#### [Exercise goal]
When a line in the data below includes "return", pick it out and copy it.

#### [Website and app data records]

========

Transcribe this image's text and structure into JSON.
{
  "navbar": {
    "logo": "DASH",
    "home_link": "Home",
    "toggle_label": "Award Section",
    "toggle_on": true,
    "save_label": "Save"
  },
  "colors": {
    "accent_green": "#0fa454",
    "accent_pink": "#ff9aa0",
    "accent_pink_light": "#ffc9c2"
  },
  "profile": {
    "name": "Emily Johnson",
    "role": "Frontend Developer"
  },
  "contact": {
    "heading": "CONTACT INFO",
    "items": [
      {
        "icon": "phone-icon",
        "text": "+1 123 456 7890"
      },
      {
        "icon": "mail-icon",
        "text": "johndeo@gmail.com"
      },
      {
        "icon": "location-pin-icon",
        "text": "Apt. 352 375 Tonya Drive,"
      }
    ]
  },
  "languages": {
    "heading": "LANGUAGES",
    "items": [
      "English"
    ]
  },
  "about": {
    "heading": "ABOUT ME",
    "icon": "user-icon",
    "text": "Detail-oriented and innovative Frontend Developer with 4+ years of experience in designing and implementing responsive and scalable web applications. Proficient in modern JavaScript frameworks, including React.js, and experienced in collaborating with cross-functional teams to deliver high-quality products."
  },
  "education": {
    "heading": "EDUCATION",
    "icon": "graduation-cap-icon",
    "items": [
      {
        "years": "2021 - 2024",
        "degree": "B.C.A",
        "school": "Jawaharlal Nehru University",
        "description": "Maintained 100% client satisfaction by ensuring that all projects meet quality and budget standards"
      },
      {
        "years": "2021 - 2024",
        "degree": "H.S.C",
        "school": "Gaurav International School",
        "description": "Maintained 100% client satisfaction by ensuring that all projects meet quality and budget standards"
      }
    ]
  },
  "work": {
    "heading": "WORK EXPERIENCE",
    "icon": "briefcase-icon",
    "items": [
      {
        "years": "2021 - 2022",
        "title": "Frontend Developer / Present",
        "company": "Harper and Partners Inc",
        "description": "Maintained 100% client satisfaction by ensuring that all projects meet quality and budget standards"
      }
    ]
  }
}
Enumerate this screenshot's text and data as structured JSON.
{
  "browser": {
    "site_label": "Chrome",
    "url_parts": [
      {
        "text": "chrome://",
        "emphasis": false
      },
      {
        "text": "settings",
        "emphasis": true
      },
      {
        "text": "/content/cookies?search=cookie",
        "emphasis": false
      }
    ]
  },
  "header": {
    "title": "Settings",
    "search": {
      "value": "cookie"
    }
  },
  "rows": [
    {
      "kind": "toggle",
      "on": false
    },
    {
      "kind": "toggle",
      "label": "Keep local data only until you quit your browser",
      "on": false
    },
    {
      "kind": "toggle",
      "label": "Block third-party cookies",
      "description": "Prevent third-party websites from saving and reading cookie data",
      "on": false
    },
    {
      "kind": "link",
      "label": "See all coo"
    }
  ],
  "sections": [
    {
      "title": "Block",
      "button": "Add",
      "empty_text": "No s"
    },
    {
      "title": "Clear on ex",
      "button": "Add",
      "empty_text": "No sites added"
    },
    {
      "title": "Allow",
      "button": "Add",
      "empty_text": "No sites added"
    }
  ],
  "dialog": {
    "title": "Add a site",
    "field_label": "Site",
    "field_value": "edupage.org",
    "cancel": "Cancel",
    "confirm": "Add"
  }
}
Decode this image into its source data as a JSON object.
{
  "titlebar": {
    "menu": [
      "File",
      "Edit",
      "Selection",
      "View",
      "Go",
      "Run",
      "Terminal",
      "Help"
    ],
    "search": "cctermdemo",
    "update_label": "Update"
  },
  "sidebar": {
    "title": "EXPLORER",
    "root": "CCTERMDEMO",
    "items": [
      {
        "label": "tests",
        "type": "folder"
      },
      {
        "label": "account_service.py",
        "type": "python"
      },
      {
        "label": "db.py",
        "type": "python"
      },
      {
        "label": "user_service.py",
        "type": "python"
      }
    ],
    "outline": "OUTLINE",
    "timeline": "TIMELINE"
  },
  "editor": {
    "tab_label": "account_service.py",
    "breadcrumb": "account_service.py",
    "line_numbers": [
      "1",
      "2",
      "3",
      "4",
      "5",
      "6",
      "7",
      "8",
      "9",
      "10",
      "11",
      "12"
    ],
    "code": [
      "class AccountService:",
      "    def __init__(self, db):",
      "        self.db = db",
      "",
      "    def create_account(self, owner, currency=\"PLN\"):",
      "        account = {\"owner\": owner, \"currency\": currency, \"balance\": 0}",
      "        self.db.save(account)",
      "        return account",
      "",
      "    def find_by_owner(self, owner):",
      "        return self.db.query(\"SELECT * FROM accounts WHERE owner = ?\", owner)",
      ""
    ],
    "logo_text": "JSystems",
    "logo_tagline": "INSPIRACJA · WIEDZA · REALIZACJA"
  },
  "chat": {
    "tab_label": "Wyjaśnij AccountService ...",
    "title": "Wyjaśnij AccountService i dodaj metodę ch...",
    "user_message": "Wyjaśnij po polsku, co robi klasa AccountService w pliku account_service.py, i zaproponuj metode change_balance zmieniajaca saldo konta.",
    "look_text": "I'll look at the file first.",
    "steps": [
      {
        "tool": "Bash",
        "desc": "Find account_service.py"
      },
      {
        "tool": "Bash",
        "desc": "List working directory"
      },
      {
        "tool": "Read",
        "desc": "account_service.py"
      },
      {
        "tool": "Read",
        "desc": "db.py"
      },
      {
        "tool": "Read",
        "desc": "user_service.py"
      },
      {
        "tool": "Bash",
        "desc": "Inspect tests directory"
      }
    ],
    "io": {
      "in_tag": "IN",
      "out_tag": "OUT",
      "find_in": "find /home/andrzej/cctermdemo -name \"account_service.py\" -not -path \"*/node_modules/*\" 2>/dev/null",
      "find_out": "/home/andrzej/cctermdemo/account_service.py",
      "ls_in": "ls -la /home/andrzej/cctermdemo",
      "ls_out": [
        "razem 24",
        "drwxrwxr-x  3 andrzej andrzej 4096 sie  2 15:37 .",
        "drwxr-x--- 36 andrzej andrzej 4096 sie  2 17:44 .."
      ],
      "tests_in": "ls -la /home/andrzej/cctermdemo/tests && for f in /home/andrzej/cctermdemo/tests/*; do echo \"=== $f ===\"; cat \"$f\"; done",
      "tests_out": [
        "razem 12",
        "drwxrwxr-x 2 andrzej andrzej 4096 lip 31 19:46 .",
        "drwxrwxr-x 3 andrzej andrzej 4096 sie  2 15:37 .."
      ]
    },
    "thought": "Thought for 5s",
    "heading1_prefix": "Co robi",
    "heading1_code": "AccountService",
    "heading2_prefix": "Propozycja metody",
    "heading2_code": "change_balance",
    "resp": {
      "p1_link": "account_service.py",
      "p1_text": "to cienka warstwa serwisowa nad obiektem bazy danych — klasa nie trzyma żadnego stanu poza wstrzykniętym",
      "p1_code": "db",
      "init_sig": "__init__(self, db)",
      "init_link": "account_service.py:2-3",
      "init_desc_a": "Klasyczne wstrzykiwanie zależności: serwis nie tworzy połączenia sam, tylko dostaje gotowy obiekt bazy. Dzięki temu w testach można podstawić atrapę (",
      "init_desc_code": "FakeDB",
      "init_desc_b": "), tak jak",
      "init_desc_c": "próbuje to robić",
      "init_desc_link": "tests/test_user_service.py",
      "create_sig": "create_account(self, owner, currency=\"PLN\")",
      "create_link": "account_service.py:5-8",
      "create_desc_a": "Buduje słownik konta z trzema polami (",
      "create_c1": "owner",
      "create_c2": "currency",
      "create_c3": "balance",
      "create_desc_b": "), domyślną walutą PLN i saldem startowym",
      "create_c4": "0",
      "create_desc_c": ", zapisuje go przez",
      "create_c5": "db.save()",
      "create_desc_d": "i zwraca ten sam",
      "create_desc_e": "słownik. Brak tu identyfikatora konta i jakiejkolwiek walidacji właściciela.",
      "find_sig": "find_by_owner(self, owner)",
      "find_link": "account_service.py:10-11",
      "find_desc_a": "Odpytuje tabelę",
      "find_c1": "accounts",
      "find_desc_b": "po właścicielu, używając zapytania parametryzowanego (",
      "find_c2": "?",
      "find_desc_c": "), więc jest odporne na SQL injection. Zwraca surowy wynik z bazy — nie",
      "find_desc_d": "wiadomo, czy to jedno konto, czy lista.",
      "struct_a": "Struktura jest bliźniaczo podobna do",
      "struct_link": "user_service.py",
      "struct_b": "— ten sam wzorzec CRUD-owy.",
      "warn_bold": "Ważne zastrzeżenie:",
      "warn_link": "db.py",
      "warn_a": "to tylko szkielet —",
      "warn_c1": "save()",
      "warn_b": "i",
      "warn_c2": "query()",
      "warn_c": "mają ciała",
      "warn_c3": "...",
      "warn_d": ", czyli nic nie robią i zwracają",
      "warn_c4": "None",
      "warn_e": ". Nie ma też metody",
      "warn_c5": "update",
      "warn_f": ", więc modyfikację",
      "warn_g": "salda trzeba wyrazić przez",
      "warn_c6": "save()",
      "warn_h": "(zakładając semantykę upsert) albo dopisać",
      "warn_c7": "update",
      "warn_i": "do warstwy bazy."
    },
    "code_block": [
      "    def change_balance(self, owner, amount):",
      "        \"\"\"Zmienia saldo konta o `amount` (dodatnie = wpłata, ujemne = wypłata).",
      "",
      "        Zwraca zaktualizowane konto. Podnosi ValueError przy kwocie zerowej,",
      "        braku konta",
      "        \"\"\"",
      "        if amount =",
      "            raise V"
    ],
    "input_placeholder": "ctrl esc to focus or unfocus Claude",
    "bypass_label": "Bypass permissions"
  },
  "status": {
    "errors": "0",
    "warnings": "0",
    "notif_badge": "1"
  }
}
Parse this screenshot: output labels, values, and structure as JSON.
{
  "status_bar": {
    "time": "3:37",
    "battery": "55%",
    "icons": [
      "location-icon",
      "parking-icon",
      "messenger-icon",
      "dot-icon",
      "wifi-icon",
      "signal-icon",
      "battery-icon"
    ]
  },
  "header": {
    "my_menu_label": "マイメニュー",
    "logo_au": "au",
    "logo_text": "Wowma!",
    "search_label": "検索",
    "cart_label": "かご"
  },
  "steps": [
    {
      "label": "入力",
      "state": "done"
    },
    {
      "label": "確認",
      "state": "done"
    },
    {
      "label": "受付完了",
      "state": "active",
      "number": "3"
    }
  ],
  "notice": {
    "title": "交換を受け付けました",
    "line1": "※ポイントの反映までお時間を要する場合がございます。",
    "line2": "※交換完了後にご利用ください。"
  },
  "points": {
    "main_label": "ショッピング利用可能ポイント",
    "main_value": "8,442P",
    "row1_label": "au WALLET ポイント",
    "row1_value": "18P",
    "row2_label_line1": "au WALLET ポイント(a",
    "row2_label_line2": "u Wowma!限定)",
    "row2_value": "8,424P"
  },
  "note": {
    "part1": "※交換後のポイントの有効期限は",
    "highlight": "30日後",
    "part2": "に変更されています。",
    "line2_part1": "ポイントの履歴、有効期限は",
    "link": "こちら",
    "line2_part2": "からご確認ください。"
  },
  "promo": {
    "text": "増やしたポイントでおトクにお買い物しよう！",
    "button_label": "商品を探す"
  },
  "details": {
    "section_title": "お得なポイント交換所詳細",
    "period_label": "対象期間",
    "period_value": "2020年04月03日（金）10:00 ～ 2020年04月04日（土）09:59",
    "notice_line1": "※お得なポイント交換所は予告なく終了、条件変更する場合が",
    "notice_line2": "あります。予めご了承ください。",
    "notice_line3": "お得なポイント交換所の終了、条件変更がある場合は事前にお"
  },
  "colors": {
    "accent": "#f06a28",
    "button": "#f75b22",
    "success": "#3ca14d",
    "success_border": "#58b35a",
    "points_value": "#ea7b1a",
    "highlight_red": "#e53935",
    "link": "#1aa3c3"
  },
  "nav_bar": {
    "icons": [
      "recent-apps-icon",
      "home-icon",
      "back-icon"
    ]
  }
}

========

#### [Response box]
      "        return account",
      "        return self.db.query(\"SELECT * FROM accounts WHERE owner = ?\", owner)",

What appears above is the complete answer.